A tree 18 to 20 ft high, with glabrous, square, slightly winged, slender young shoots. Leaves simple (rarely with two or three leaflets), ovate, sometimes roundish or obovate, tapered at the base, bluntish or pointed at the apex, inconspicuously toothed, 1 to 21⁄2 in. long, 3⁄4 to 13⁄4 in. wide, grey-green, glabrous on both surfaces; stalk 1⁄2 to 1 in. long. It flowers on the previous year’s growths, and the fruits are 2⁄3 in. long, obovate or oval.
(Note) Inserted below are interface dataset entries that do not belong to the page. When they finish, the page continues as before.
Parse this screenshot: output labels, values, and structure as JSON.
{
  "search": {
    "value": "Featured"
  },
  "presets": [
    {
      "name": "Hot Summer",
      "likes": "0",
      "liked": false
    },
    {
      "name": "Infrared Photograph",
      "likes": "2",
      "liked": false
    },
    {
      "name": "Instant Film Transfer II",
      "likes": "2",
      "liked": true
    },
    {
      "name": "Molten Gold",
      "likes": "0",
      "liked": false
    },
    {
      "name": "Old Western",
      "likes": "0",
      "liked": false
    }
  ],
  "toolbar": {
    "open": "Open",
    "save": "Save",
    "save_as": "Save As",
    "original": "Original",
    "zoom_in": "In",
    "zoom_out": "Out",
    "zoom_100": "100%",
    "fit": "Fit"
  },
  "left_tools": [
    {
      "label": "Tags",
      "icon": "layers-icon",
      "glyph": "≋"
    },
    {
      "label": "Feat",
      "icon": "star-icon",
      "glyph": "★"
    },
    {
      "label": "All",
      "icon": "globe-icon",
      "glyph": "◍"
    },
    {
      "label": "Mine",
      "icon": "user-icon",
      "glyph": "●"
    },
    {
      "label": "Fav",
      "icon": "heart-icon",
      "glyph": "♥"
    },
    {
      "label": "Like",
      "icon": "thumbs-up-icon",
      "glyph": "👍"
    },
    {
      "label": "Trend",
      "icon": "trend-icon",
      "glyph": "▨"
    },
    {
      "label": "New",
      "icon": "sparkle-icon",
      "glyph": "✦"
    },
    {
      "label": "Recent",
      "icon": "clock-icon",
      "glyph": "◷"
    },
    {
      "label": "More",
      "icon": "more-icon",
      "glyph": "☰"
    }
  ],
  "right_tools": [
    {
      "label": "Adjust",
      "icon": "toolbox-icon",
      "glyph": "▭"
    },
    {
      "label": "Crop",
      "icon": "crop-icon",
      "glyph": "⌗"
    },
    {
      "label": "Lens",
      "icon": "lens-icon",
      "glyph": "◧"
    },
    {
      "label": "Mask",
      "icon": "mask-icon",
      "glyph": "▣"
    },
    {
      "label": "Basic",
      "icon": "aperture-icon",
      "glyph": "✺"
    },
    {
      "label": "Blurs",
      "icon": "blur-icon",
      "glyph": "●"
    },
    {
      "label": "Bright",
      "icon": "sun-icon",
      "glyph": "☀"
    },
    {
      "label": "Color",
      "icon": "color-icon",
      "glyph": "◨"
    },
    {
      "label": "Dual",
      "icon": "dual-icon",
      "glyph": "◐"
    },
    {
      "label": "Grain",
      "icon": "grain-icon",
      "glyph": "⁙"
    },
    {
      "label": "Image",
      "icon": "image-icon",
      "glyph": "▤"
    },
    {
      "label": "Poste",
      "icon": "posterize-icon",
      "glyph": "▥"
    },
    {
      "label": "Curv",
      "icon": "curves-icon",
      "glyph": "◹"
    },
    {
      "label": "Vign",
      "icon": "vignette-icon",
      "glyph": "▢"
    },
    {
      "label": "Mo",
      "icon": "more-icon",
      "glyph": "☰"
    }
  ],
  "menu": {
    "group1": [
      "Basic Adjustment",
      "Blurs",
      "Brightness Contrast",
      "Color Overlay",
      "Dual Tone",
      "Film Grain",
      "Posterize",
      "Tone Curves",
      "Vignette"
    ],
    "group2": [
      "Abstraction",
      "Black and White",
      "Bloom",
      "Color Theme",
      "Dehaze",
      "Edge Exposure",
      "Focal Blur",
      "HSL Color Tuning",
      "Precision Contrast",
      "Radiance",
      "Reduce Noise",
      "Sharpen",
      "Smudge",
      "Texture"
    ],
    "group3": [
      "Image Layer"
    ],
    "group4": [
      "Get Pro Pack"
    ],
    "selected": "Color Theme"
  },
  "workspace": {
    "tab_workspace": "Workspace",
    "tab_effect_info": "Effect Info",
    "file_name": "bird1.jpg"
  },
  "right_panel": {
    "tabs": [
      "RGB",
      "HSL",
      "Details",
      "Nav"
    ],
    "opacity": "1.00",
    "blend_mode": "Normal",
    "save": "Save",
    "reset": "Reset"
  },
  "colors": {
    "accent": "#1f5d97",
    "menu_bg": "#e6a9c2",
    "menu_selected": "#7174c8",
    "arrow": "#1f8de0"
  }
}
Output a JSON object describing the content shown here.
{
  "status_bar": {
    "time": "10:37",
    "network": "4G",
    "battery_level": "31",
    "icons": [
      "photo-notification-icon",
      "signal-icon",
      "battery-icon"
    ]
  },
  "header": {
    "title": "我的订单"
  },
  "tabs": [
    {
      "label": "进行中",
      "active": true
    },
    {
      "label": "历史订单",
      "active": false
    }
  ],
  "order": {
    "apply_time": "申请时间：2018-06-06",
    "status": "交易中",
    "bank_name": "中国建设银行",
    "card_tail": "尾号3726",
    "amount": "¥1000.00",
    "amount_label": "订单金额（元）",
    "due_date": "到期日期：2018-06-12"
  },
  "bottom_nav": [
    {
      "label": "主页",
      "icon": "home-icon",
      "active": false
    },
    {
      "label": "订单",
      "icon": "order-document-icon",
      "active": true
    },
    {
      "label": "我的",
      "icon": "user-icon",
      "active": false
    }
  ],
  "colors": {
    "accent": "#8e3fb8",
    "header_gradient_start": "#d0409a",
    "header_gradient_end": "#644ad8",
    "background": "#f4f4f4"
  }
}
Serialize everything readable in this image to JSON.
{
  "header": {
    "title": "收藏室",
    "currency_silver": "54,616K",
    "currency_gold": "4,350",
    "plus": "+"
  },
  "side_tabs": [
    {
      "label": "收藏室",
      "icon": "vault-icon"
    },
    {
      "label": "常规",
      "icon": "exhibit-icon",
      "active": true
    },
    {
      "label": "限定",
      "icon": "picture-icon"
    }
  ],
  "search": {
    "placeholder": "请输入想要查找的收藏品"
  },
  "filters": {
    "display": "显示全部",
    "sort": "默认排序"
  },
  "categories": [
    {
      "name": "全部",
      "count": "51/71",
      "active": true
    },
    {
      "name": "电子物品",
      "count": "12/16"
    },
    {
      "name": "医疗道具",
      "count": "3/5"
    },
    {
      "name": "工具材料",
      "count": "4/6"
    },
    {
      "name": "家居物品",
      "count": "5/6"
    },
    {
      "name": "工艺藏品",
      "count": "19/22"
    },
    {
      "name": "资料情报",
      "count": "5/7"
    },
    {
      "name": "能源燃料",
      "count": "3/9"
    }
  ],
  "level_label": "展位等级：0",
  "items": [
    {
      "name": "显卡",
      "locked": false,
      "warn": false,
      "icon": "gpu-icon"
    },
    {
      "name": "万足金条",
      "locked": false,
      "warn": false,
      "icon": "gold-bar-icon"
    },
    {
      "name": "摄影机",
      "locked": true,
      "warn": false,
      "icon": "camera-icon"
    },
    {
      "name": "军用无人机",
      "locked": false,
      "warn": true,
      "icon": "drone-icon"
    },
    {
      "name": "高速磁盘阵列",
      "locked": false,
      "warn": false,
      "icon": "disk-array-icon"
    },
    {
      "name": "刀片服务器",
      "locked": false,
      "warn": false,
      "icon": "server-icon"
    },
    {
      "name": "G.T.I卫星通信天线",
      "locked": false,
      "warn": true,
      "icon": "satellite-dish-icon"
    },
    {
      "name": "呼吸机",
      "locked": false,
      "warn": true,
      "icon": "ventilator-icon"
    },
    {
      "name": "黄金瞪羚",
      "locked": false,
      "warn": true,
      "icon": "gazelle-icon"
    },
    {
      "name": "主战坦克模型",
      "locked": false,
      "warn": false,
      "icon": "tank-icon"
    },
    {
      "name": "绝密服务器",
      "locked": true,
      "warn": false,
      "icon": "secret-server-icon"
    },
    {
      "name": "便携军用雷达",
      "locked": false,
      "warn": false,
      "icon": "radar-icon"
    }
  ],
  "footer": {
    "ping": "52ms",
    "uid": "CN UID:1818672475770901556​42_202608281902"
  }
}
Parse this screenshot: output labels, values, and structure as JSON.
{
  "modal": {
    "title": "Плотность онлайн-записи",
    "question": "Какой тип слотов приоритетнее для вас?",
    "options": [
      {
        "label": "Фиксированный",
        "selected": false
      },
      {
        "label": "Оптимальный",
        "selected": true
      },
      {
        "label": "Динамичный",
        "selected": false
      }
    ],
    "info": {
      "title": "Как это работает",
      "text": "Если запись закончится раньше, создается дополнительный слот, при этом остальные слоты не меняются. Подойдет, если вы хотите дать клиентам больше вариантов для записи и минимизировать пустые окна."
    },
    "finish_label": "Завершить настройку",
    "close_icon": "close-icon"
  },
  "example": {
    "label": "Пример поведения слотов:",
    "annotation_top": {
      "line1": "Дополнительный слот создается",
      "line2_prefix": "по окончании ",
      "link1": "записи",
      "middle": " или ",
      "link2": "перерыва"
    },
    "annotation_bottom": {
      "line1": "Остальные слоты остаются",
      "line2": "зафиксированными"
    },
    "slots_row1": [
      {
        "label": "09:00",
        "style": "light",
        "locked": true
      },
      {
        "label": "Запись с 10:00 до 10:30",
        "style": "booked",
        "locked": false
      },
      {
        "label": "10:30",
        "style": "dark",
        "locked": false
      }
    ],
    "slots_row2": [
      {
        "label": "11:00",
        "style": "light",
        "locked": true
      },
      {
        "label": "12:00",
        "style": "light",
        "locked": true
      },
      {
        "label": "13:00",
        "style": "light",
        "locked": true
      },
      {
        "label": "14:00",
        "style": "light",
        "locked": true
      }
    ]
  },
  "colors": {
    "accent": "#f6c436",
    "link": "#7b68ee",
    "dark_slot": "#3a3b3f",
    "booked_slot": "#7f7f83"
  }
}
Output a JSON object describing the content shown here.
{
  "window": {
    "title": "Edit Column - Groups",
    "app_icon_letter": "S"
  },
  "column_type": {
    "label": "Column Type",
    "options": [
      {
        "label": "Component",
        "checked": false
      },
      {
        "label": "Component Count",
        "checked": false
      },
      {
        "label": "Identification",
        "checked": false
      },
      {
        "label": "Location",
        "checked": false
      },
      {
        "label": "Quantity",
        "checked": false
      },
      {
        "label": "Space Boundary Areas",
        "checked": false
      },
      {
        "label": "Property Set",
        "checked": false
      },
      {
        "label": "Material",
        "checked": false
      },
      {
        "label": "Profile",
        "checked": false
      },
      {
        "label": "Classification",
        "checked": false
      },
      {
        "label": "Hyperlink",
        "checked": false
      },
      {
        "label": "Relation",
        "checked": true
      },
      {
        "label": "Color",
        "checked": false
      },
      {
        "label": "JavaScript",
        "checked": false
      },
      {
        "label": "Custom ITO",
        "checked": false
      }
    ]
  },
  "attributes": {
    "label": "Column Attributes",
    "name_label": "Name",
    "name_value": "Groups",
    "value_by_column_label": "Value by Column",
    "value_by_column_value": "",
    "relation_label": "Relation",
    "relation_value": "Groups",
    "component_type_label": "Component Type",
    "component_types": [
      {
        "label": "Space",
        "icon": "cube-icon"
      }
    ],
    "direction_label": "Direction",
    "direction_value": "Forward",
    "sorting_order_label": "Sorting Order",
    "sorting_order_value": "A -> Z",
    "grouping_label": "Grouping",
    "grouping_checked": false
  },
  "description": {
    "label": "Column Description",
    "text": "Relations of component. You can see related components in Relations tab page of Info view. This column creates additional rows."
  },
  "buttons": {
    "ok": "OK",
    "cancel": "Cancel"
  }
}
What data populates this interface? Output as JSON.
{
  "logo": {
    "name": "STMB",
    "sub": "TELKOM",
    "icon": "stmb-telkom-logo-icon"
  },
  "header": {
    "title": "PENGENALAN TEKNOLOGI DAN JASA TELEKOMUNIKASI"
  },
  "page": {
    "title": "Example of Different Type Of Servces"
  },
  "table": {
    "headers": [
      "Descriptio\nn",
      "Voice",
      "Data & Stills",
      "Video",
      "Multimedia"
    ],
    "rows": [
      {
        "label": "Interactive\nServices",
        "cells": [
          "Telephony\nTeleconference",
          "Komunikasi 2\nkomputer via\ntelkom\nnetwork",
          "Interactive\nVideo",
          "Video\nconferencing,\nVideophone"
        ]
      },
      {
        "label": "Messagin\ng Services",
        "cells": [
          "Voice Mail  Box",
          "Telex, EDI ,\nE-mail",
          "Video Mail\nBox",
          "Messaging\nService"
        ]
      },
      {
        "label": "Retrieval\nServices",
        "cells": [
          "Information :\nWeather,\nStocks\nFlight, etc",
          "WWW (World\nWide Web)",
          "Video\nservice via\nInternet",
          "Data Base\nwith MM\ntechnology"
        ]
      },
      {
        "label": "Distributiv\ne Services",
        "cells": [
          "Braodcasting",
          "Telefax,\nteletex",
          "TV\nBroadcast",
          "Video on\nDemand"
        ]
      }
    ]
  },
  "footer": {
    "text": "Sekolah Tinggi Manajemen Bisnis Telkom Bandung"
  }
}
Native of Colorado, Utah, and Nevada; said by Sargent to be not rare. Introduced in 1893 to Kew, where it formed a lax-branched, small tree, quite distinct from every other cultivated ash in the combination of square stems and simple leaves, but only worth growing as a curiosity. It is no longer in the Kew collection.